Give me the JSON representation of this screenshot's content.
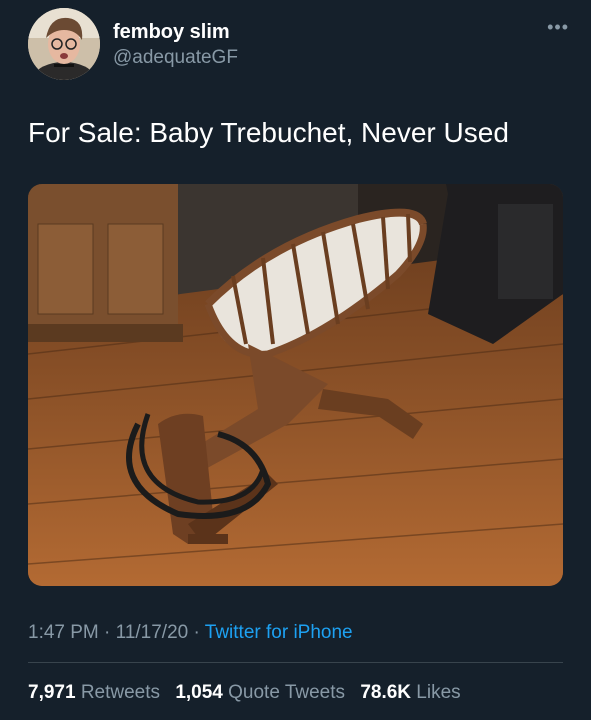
{
  "author": {
    "display_name": "femboy slim",
    "handle": "@adequateGF",
    "avatar_icon": "profile-photo"
  },
  "more_icon": "more-dots-icon",
  "tweet": {
    "text": "For Sale: Baby Trebuchet, Never Used"
  },
  "meta": {
    "time": "1:47 PM",
    "separator1": " · ",
    "date": "11/17/20",
    "separator2": " · ",
    "source": "Twitter for iPhone"
  },
  "stats": {
    "retweets_count": "7,971",
    "retweets_label": "Retweets",
    "quote_count": "1,054",
    "quote_label": "Quote Tweets",
    "likes_count": "78.6K",
    "likes_label": "Likes"
  },
  "colors": {
    "background": "#15202b",
    "text_primary": "#ffffff",
    "text_secondary": "#8899a6",
    "link": "#1da1f2",
    "divider": "#38444d"
  }
}
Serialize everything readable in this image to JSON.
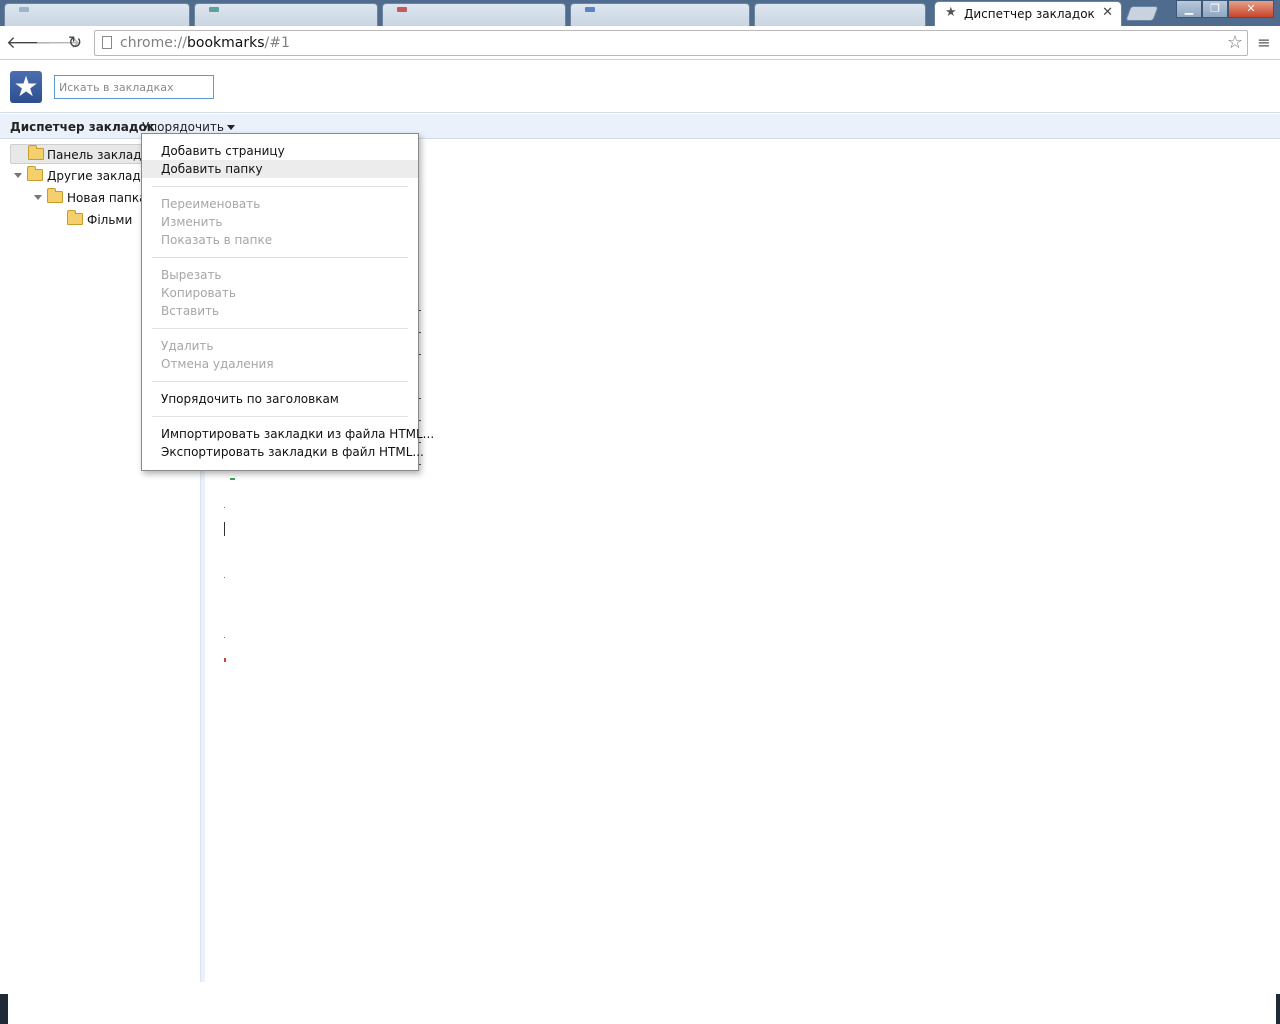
{
  "tabs": {
    "active_title": "Диспетчер закладок",
    "active_icon": "star-icon",
    "inactive_count": 5
  },
  "toolbar": {
    "url_scheme": "chrome://",
    "url_host": "bookmarks",
    "url_path": "/#1"
  },
  "header": {
    "search_placeholder": "Искать в закладках"
  },
  "commandbar": {
    "title": "Диспетчер закладок",
    "organize_label": "Упорядочить"
  },
  "tree": {
    "items": [
      {
        "label": "Панель закладок",
        "selected": true
      },
      {
        "label": "Другие закладки",
        "expanded": true
      },
      {
        "label": "Новая папка",
        "expanded": true
      },
      {
        "label": "Фільми"
      }
    ]
  },
  "menu": {
    "groups": [
      [
        {
          "label": "Добавить страницу",
          "enabled": true
        },
        {
          "label": "Добавить папку",
          "enabled": true,
          "hover": true
        }
      ],
      [
        {
          "label": "Переименовать",
          "enabled": false
        },
        {
          "label": "Изменить",
          "enabled": false
        },
        {
          "label": "Показать в папке",
          "enabled": false
        }
      ],
      [
        {
          "label": "Вырезать",
          "enabled": false
        },
        {
          "label": "Копировать",
          "enabled": false
        },
        {
          "label": "Вставить",
          "enabled": false
        }
      ],
      [
        {
          "label": "Удалить",
          "enabled": false
        },
        {
          "label": "Отмена удаления",
          "enabled": false
        }
      ],
      [
        {
          "label": "Упорядочить по заголовкам",
          "enabled": true
        }
      ],
      [
        {
          "label": "Импортировать закладки из файла HTML...",
          "enabled": true
        },
        {
          "label": "Экспортировать закладки в файл HTML...",
          "enabled": true
        }
      ]
    ]
  },
  "colors": {
    "tabstrip": "#4f6c8f",
    "accent": "#5b9bd5",
    "cmdbar": "#ebf1fa"
  }
}
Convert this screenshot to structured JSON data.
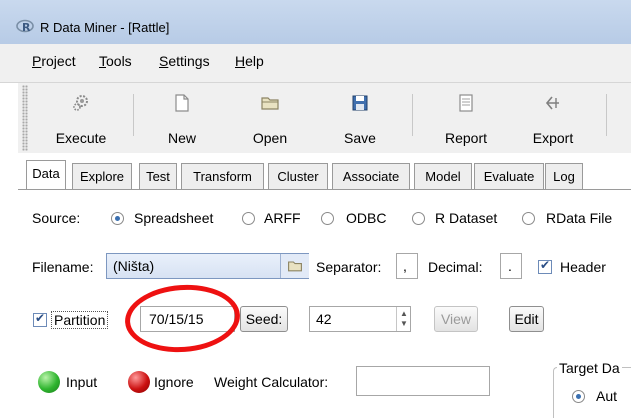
{
  "window": {
    "title": "R Data Miner - [Rattle]"
  },
  "menu": [
    {
      "accel": "P",
      "rest": "roject"
    },
    {
      "accel": "T",
      "rest": "ools"
    },
    {
      "accel": "S",
      "rest": "ettings"
    },
    {
      "accel": "H",
      "rest": "elp"
    }
  ],
  "toolbar": {
    "execute": "Execute",
    "new": "New",
    "open": "Open",
    "save": "Save",
    "report": "Report",
    "export": "Export"
  },
  "tabs": [
    "Data",
    "Explore",
    "Test",
    "Transform",
    "Cluster",
    "Associate",
    "Model",
    "Evaluate",
    "Log"
  ],
  "active_tab": "Data",
  "source": {
    "label": "Source:",
    "options": [
      "Spreadsheet",
      "ARFF",
      "ODBC",
      "R Dataset",
      "RData File"
    ],
    "selected": "Spreadsheet"
  },
  "filename": {
    "label": "Filename:",
    "value": "(Ništa)",
    "separator_label": "Separator:",
    "separator_value": ",",
    "decimal_label": "Decimal:",
    "decimal_value": ".",
    "header_label": "Header",
    "header_checked": true
  },
  "partition": {
    "label": "Partition",
    "checked": true,
    "value": "70/15/15",
    "seed_label": "Seed:",
    "seed_value": "42",
    "view_label": "View",
    "edit_label": "Edit"
  },
  "roles": {
    "input_label": "Input",
    "ignore_label": "Ignore",
    "weight_label": "Weight Calculator:",
    "weight_value": "",
    "target_group_label": "Target Da",
    "auto_label": "Aut"
  },
  "colors": {
    "input_dot": "#2fb52f",
    "ignore_dot": "#cc1111",
    "highlight": "#ee1111"
  }
}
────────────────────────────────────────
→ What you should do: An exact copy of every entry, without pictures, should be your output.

→ Written solution:
Give me the JSON representation of this screenshot's content.
{
  "author": {
    "display_name": "femboy slim",
    "handle": "@adequateGF",
    "avatar_icon": "profile-photo"
  },
  "more_icon": "more-dots-icon",
  "tweet": {
    "text": "For Sale: Baby Trebuchet, Never Used"
  },
  "meta": {
    "time": "1:47 PM",
    "separator1": " · ",
    "date": "11/17/20",
    "separator2": " · ",
    "source": "Twitter for iPhone"
  },
  "stats": {
    "retweets_count": "7,971",
    "retweets_label": "Retweets",
    "quote_count": "1,054",
    "quote_label": "Quote Tweets",
    "likes_count": "78.6K",
    "likes_label": "Likes"
  },
  "colors": {
    "background": "#15202b",
    "text_primary": "#ffffff",
    "text_secondary": "#8899a6",
    "link": "#1da1f2",
    "divider": "#38444d"
  }
}
Serialize everything readable in this image to JSON.
{
  "tabs": {
    "active_title": "Диспетчер закладок",
    "active_icon": "star-icon",
    "inactive_count": 5
  },
  "toolbar": {
    "url_scheme": "chrome://",
    "url_host": "bookmarks",
    "url_path": "/#1"
  },
  "header": {
    "search_placeholder": "Искать в закладках"
  },
  "commandbar": {
    "title": "Диспетчер закладок",
    "organize_label": "Упорядочить"
  },
  "tree": {
    "items": [
      {
        "label": "Панель закладок",
        "selected": true
      },
      {
        "label": "Другие закладки",
        "expanded": true
      },
      {
        "label": "Новая папка",
        "expanded": true
      },
      {
        "label": "Фільми"
      }
    ]
  },
  "menu": {
    "groups": [
      [
        {
          "label": "Добавить страницу",
          "enabled": true
        },
        {
          "label": "Добавить папку",
          "enabled": true,
          "hover": true
        }
      ],
      [
        {
          "label": "Переименовать",
          "enabled": false
        },
        {
          "label": "Изменить",
          "enabled": false
        },
        {
          "label": "Показать в папке",
          "enabled": false
        }
      ],
      [
        {
          "label": "Вырезать",
          "enabled": false
        },
        {
          "label": "Копировать",
          "enabled": false
        },
        {
          "label": "Вставить",
          "enabled": false
        }
      ],
      [
        {
          "label": "Удалить",
          "enabled": false
        },
        {
          "label": "Отмена удаления",
          "enabled": false
        }
      ],
      [
        {
          "label": "Упорядочить по заголовкам",
          "enabled": true
        }
      ],
      [
        {
          "label": "Импортировать закладки из файла HTML...",
          "enabled": true
        },
        {
          "label": "Экспортировать закладки в файл HTML...",
          "enabled": true
        }
      ]
    ]
  },
  "colors": {
    "tabstrip": "#4f6c8f",
    "accent": "#5b9bd5",
    "cmdbar": "#ebf1fa"
  }
}
Convert this screenshot to structured JSON data.
{
  "window": {
    "title": "R Data Miner - [Rattle]"
  },
  "menu": [
    {
      "accel": "P",
      "rest": "roject"
    },
    {
      "accel": "T",
      "rest": "ools"
    },
    {
      "accel": "S",
      "rest": "ettings"
    },
    {
      "accel": "H",
      "rest": "elp"
    }
  ],
  "toolbar": {
    "execute": "Execute",
    "new": "New",
    "open": "Open",
    "save": "Save",
    "report": "Report",
    "export": "Export"
  },
  "tabs": [
    "Data",
    "Explore",
    "Test",
    "Transform",
    "Cluster",
    "Associate",
    "Model",
    "Evaluate",
    "Log"
  ],
  "active_tab": "Data",
  "source": {
    "label": "Source:",
    "options": [
      "Spreadsheet",
      "ARFF",
      "ODBC",
      "R Dataset",
      "RData File"
    ],
    "selected": "Spreadsheet"
  },
  "filename": {
    "label": "Filename:",
    "value": "(Ništa)",
    "separator_label": "Separator:",
    "separator_value": ",",
    "decimal_label": "Decimal:",
    "decimal_value": ".",
    "header_label": "Header",
    "header_checked": true
  },
  "partition": {
    "label": "Partition",
    "checked": true,
    "value": "70/15/15",
    "seed_label": "Seed:",
    "seed_value": "42",
    "view_label": "View",
    "edit_label": "Edit"
  },
  "roles": {
    "input_label": "Input",
    "ignore_label": "Ignore",
    "weight_label": "Weight Calculator:",
    "weight_value": "",
    "target_group_label": "Target Da",
    "auto_label": "Aut"
  },
  "colors": {
    "input_dot": "#2fb52f",
    "ignore_dot": "#cc1111",
    "highlight": "#ee1111"
  }
}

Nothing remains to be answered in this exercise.